## Instructions for the task
Go through the entries below and collect each line with the string "Section" in it.
# # #
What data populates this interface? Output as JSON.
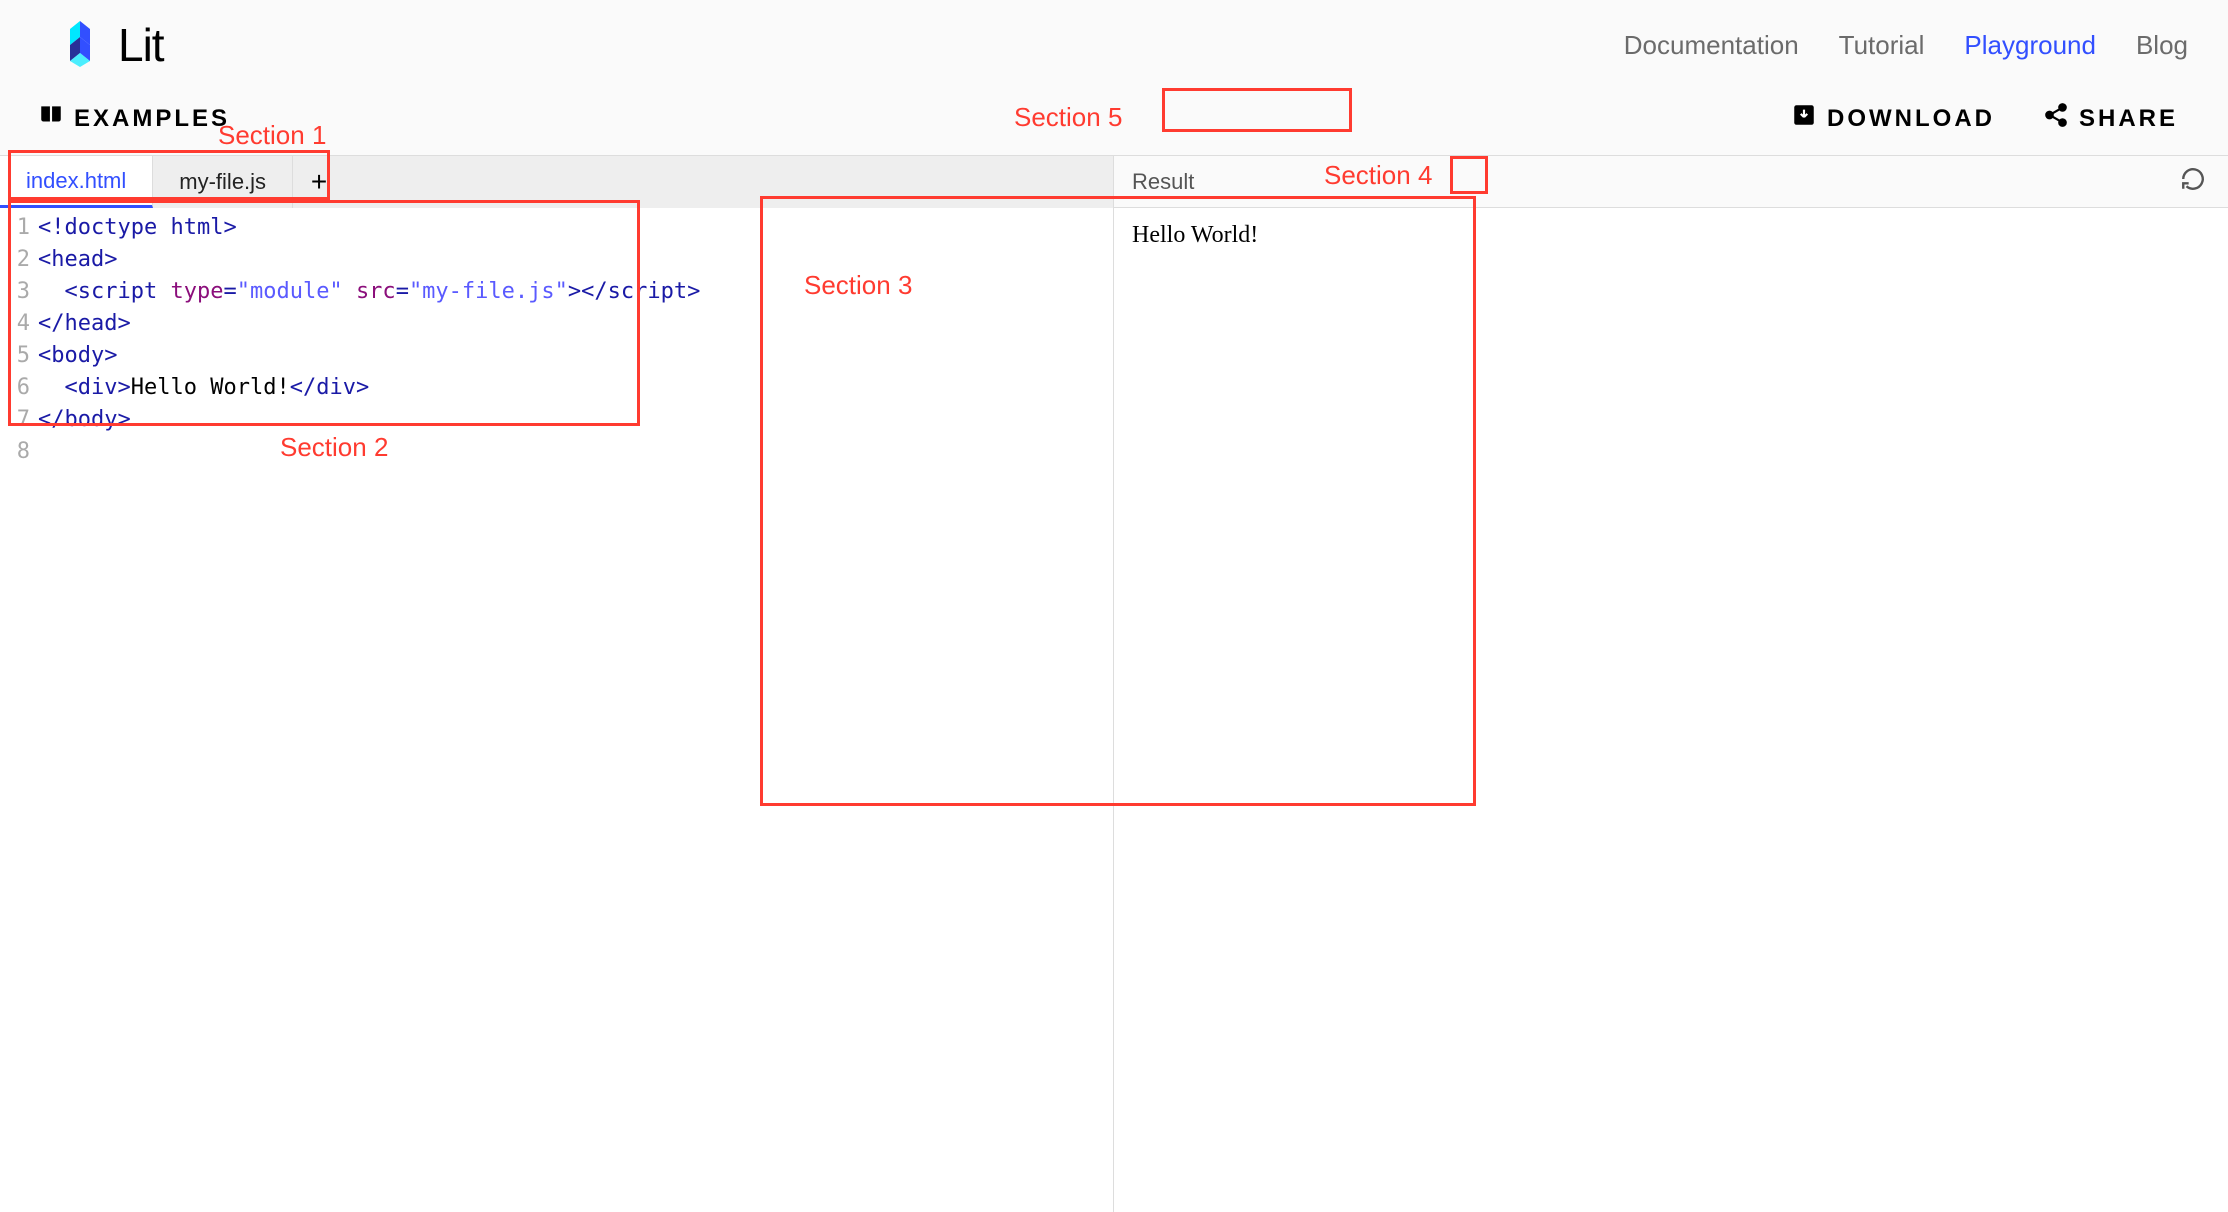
{
  "header": {
    "brand": "Lit",
    "nav": [
      {
        "label": "Documentation",
        "active": false
      },
      {
        "label": "Tutorial",
        "active": false
      },
      {
        "label": "Playground",
        "active": true
      },
      {
        "label": "Blog",
        "active": false
      }
    ]
  },
  "toolbar": {
    "examples_label": "EXAMPLES",
    "download_label": "DOWNLOAD",
    "share_label": "SHARE"
  },
  "annotations": {
    "section1": "Section 1",
    "section2": "Section 2",
    "section3": "Section 3",
    "section4": "Section 4",
    "section5": "Section 5"
  },
  "editor": {
    "tabs": [
      {
        "label": "index.html",
        "active": true
      },
      {
        "label": "my-file.js",
        "active": false
      }
    ],
    "line_numbers": [
      "1",
      "2",
      "3",
      "4",
      "5",
      "6",
      "7",
      "8"
    ],
    "code_lines": [
      {
        "tokens": [
          {
            "cls": "tok-punc",
            "t": "<!"
          },
          {
            "cls": "tok-tag",
            "t": "doctype html"
          },
          {
            "cls": "tok-punc",
            "t": ">"
          }
        ]
      },
      {
        "tokens": [
          {
            "cls": "tok-punc",
            "t": "<"
          },
          {
            "cls": "tok-tag",
            "t": "head"
          },
          {
            "cls": "tok-punc",
            "t": ">"
          }
        ]
      },
      {
        "tokens": [
          {
            "cls": "tok-text",
            "t": "  "
          },
          {
            "cls": "tok-punc",
            "t": "<"
          },
          {
            "cls": "tok-tag",
            "t": "script"
          },
          {
            "cls": "tok-text",
            "t": " "
          },
          {
            "cls": "tok-attr",
            "t": "type"
          },
          {
            "cls": "tok-punc",
            "t": "="
          },
          {
            "cls": "tok-str",
            "t": "\"module\""
          },
          {
            "cls": "tok-text",
            "t": " "
          },
          {
            "cls": "tok-attr",
            "t": "src"
          },
          {
            "cls": "tok-punc",
            "t": "="
          },
          {
            "cls": "tok-str",
            "t": "\"my-file.js\""
          },
          {
            "cls": "tok-punc",
            "t": "></"
          },
          {
            "cls": "tok-tag",
            "t": "script"
          },
          {
            "cls": "tok-punc",
            "t": ">"
          }
        ]
      },
      {
        "tokens": [
          {
            "cls": "tok-punc",
            "t": "</"
          },
          {
            "cls": "tok-tag",
            "t": "head"
          },
          {
            "cls": "tok-punc",
            "t": ">"
          }
        ]
      },
      {
        "tokens": [
          {
            "cls": "tok-punc",
            "t": "<"
          },
          {
            "cls": "tok-tag",
            "t": "body"
          },
          {
            "cls": "tok-punc",
            "t": ">"
          }
        ]
      },
      {
        "tokens": [
          {
            "cls": "tok-text",
            "t": "  "
          },
          {
            "cls": "tok-punc",
            "t": "<"
          },
          {
            "cls": "tok-tag",
            "t": "div"
          },
          {
            "cls": "tok-punc",
            "t": ">"
          },
          {
            "cls": "tok-text",
            "t": "Hello World!"
          },
          {
            "cls": "tok-punc",
            "t": "</"
          },
          {
            "cls": "tok-tag",
            "t": "div"
          },
          {
            "cls": "tok-punc",
            "t": ">"
          }
        ]
      },
      {
        "tokens": [
          {
            "cls": "tok-punc",
            "t": "</"
          },
          {
            "cls": "tok-tag",
            "t": "body"
          },
          {
            "cls": "tok-punc",
            "t": ">"
          }
        ]
      },
      {
        "tokens": []
      }
    ]
  },
  "result": {
    "header_label": "Result",
    "output_text": "Hello World!"
  }
}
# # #
## Completed task
    "section1": "Section 1",
    "section2": "Section 2",
    "section3": "Section 3",
    "section4": "Section 4",
    "section5": "Section 5"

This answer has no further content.